The Influence of Latin on Old English
Latin (L) influenced the development of Old English (OE) more than any other non-West Germanic language with which OE came into contact. Most scholars divide the influence of L chronologically into three time periods. The first time period concerns such influence as occurred on the continent prior to the arrival of Anglo-Saxons in England and which arose from contacts between West-Germanic speaking peoples and L speakers. The second period of influence spans from the arrival of the Anglo-Saxons in England up to their Christianization ca. 600/650. The last period of influence spans from the time of Christianization up to the arrival of the Normans in 1066.
The most readily apparent influence that L had on OE concerns the use of the L alphabet. Prior to the Christianization of England, what little writing there was, was written with runic letters. Collectively these letters comprised the futharc alphabet (called so after its first six letters). Through the influence of Irish insular script, OE scribes adopted the L alphabet. They did so with only slight modification and the retention of certain runic letters. Modifications included the use of L <d> with a line through it, <ð> ("eth"), to represent both /q / and /ð/. Somewhat later, they also used the rune thorn, <þ>, to represent these two phonemes. Finally, they incorporated the rune wynn, < >, to represent /w/.
It is more difficult to determine L influence on OE syntax. Naturally, our knowledge of OE syntax is hindered by the general paucity of extant OE texts. Furthermore, many of the surviving OE texts are translations of L texts, and even when they are not, many nonetheless reflect a clear dependence on L models. Consequently, it is difficult to account for the syntactical irregularities of OE texts with any certainty. Such irregularities could represent the influence of L or – just as likely – an otherwise poorly evidenced aspect of OE syntax. Nonetheless, scholars agree that certain constructions – whether native to OE or not - likely did find wider distribution in OE through the influence of L than would otherwise have occurred. Such was likely the case, for example, with the OE "dative absolute" construction as modeled on the L "ablative absolute." While this construction appears rarely in the conservative prose of the Anglo-Saxon Chronicle, it is ubiquitous in the highly Latinate translation of Bede’s Ecclesiastical History.

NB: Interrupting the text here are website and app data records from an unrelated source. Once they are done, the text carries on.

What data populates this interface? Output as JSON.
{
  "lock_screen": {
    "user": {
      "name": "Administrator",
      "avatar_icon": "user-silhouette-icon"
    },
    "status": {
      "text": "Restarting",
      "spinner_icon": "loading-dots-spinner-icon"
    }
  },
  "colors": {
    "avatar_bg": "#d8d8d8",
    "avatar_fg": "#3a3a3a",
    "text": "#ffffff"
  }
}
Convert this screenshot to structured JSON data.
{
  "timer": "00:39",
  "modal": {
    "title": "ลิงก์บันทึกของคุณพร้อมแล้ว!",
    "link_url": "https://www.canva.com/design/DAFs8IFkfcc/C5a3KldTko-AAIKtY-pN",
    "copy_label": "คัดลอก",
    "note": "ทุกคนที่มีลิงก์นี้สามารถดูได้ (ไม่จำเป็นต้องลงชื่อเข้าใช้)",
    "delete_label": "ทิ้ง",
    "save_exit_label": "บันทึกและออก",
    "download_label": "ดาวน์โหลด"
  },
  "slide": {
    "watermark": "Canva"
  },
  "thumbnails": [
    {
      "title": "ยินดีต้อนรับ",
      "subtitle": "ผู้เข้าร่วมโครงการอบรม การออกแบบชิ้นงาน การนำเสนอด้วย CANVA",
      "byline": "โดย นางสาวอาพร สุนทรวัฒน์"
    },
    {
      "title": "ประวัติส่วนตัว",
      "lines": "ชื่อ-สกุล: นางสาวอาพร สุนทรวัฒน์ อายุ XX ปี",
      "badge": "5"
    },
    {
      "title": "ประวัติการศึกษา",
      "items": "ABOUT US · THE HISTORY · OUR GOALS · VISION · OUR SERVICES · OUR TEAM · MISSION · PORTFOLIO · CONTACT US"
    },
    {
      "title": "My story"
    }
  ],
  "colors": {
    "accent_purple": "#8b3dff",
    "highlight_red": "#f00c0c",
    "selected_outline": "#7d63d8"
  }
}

Not surprisingly, L held the most pervasive influence on OE in the area of vocabulary. Moreover, this sphere of influence provides the clearest index of the changing relationship between OE and L speakers. In total approximately 450 OE words, mostly nouns, were borrowed from L (Baugh, 106). Around 170 of these entered the OE lexicon during the continental period (Hogg, 302; Williams, 57). These words pertain mostly to plants, household items, clothing and building materials. As such, they represent the influence of Vulgar (i.e. spoken) L rather than Classical (i.e. literate) L. It is uncertain how many words date from the second period of L influence. In general though, scholars maintain that there are slightly fewer borrowings dating from this period. With the exception of a comparatively larger number of words having to do with religion and learning, borrowings from this period pertain to the same subject matter as those of the first period (Hogg, 302-3). In strong contrast with the two preceding periods, the third period shows a marked increase in words concerning religion and learning. The influx of such words clearly reflects the influence of the literate, CL culture associated with the Church following the Christianization of the Anglo-Saxons. In addition to direct borrowings, L also influenced the OE lexicon by occasioning the formation of semantic loans, loan translations (or calques) and loan creations. Consider, for example, the semantic loan OE cniht for L discipulus, in which native OE cniht, "boy" or "servant," assumes the additional sense of L discipulus, "disciple." Such translations are abundant in the OE lexicon. Equally prevalent are loan translations, in which a L compound word is translated using morphologically equivalent native elements: e.g. OE foreberan < L praeferre. Loan creations are also numerous. Like loan translations, loan creations translate the L word using native elements but with greater morphological freedom: e.g. OE restedæg for L sabbatum.
The overall abundance of semantic loans, loan translations and loan creations suggests a final and more general truth concerning the influence of L on OE. Despite the relatively extensive influence of L on OE, OE clearly shows a strong tendency to rely on native resources. That is to say, given the linguistic conditions of OE period, one would expect L to have exerted a far greater influence than in fact our knowledge of OE suggests.
For further reading
Baugh, Albert C. A History of the English Language. 2nd ed. New York: Appleton-Century-Crofts, Inc., 1957. 86-106
Hogg, Richard M., ed. The Cambridge History of the English Language. Vol. 1. Cambridge, UK: Cambridge University Press, 1992.
Williams, Joseph M. Origins of the English Language: A Social and Linguistic History. New York: The Free Press, 1975